Retained Cement

Retained cement has been indicated in a large number of peri-implant disease cases. Many dental implant cements are radiolucent and residual cement may not be detected radiographically, particularly if present on the buccal and/or lingual of the fixture.

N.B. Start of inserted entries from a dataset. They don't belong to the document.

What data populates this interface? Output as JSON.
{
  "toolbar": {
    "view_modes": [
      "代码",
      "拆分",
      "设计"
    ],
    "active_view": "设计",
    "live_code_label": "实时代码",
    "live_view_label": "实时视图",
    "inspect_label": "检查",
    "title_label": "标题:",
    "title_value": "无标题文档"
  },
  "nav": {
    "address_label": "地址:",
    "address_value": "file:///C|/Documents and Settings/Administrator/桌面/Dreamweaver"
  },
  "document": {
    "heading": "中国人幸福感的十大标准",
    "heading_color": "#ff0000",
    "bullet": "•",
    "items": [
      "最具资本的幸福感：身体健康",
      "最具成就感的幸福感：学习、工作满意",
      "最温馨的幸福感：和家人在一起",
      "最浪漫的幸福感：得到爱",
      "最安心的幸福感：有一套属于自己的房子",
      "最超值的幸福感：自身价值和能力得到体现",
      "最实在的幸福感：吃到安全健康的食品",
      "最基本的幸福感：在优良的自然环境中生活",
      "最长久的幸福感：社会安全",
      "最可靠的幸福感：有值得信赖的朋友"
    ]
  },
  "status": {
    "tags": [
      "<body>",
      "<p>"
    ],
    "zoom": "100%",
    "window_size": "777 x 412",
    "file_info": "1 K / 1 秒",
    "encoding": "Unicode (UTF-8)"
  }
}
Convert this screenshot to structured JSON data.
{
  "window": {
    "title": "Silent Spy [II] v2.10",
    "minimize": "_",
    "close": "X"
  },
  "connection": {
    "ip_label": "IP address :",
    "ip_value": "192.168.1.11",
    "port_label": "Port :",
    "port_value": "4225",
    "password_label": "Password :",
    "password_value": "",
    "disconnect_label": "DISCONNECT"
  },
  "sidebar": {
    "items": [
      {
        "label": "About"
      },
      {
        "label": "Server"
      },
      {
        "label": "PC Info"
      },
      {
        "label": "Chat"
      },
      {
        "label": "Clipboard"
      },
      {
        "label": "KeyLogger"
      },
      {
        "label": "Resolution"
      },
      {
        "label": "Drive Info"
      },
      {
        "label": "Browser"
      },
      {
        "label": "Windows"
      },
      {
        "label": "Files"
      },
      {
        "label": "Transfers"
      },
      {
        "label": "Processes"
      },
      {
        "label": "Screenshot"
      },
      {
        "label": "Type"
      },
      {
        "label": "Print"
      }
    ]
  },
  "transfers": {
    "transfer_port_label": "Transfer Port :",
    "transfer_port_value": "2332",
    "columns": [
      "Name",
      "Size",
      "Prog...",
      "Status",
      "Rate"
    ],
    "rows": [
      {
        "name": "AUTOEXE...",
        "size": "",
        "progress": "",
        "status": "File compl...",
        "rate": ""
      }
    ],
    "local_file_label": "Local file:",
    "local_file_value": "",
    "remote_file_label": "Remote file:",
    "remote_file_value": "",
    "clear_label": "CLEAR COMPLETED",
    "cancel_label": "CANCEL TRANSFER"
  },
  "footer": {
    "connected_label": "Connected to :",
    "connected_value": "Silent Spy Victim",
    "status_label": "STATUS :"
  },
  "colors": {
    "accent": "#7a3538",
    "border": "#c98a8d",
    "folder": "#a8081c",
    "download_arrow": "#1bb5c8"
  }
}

Residual cement may be rough and allow bacterial attachment and, subsequently, peri-implant inflammation.79 Prosthesis design in combination with the additional irritant of subgingival cement may promote incomplete plaque removal due to the creation of non-cleansable sites.80 Peri-implant disease prevalence is significantly higher at fixtures with cement-retained versus screw-retained restorations79,81 and in a case-control study, within a group of implants with diagnosed peri-implantitis, 81% had excess cement present compared to no retained cement found at healthy, control implants.82 Due to excess cement being a possible risk factor for peri-implant disease, it may be advisable to use screw-retained restorations when possible, practice techniques to avoid excess cement, allow for adequate soft tissue healing prior to seating of a permanent restoration, and allow for early follow up after initial restorative cementation to detect any early signs of cement retention.